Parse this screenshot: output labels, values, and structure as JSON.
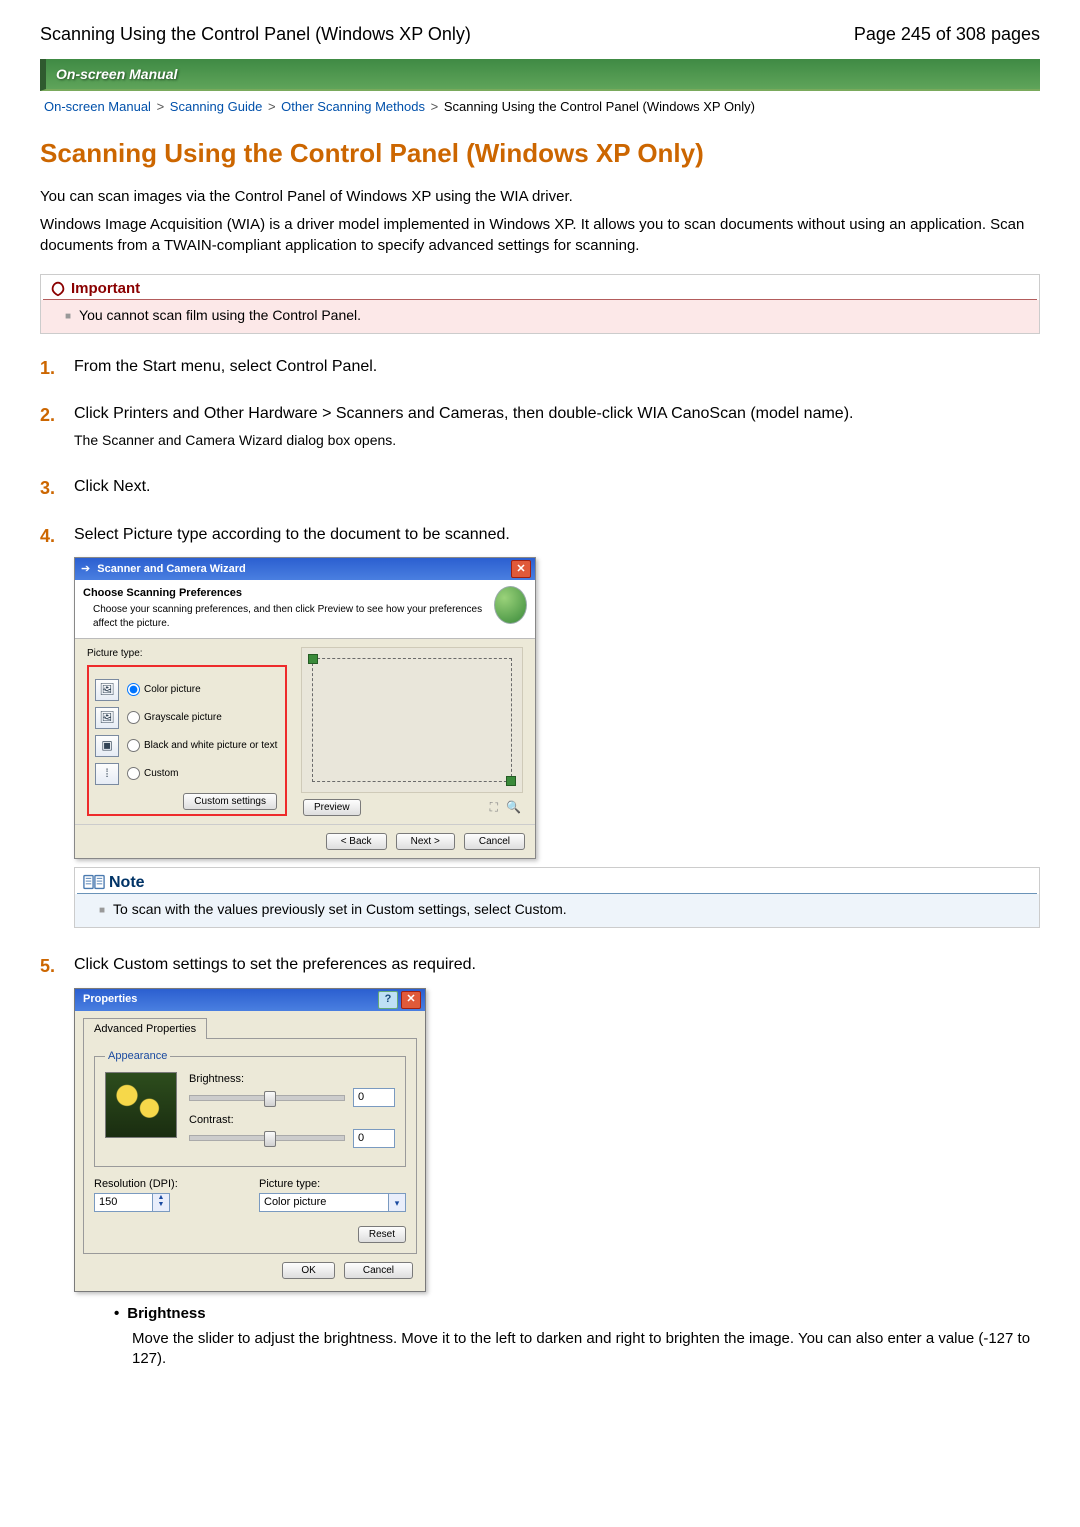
{
  "header": {
    "left": "Scanning Using the Control Panel (Windows XP Only)",
    "right": "Page 245 of 308 pages"
  },
  "banner": "On-screen Manual",
  "breadcrumb": {
    "items": [
      "On-screen Manual",
      "Scanning Guide",
      "Other Scanning Methods"
    ],
    "current": "Scanning Using the Control Panel (Windows XP Only)",
    "sep": ">"
  },
  "title": "Scanning Using the Control Panel (Windows XP Only)",
  "intro": [
    "You can scan images via the Control Panel of Windows XP using the WIA driver.",
    "Windows Image Acquisition (WIA) is a driver model implemented in Windows XP. It allows you to scan documents without using an application. Scan documents from a TWAIN-compliant application to specify advanced settings for scanning."
  ],
  "important": {
    "label": "Important",
    "text": "You cannot scan film using the Control Panel."
  },
  "steps": {
    "1": {
      "text": "From the Start menu, select Control Panel."
    },
    "2": {
      "text": "Click Printers and Other Hardware > Scanners and Cameras, then double-click WIA CanoScan (model name).",
      "sub": "The Scanner and Camera Wizard dialog box opens."
    },
    "3": {
      "text": "Click Next."
    },
    "4": {
      "text": "Select Picture type according to the document to be scanned."
    },
    "5": {
      "text": "Click Custom settings to set the preferences as required."
    }
  },
  "wizard": {
    "title": "Scanner and Camera Wizard",
    "head": {
      "bold": "Choose Scanning Preferences",
      "sub": "Choose your scanning preferences, and then click Preview to see how your preferences affect the picture."
    },
    "group_label": "Picture type:",
    "options": [
      {
        "label": "Color picture",
        "glyph": "🖼"
      },
      {
        "label": "Grayscale picture",
        "glyph": "🖼"
      },
      {
        "label": "Black and white picture or text",
        "glyph": "▣"
      },
      {
        "label": "Custom",
        "glyph": "⁞"
      }
    ],
    "custom_settings_btn": "Custom settings",
    "preview_btn": "Preview",
    "buttons": {
      "back": "< Back",
      "next": "Next >",
      "cancel": "Cancel"
    }
  },
  "note": {
    "label": "Note",
    "text": "To scan with the values previously set in Custom settings, select Custom."
  },
  "props": {
    "title": "Properties",
    "tab": "Advanced Properties",
    "legend": "Appearance",
    "brightness_label": "Brightness:",
    "brightness_value": "0",
    "contrast_label": "Contrast:",
    "contrast_value": "0",
    "resolution_label": "Resolution (DPI):",
    "resolution_value": "150",
    "picture_type_label": "Picture type:",
    "picture_type_value": "Color picture",
    "reset": "Reset",
    "ok": "OK",
    "cancel": "Cancel"
  },
  "definition": {
    "term": "Brightness",
    "desc": "Move the slider to adjust the brightness. Move it to the left to darken and right to brighten the image. You can also enter a value (-127 to 127)."
  }
}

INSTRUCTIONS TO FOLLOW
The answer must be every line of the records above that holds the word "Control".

REPLY TO THE EXERCISE
    "left": "Scanning Using the Control Panel (Windows XP Only)",
    "current": "Scanning Using the Control Panel (Windows XP Only)",
  "title": "Scanning Using the Control Panel (Windows XP Only)",
    "You can scan images via the Control Panel of Windows XP using the WIA driver.",
    "text": "You cannot scan film using the Control Panel."
      "text": "From the Start menu, select Control Panel."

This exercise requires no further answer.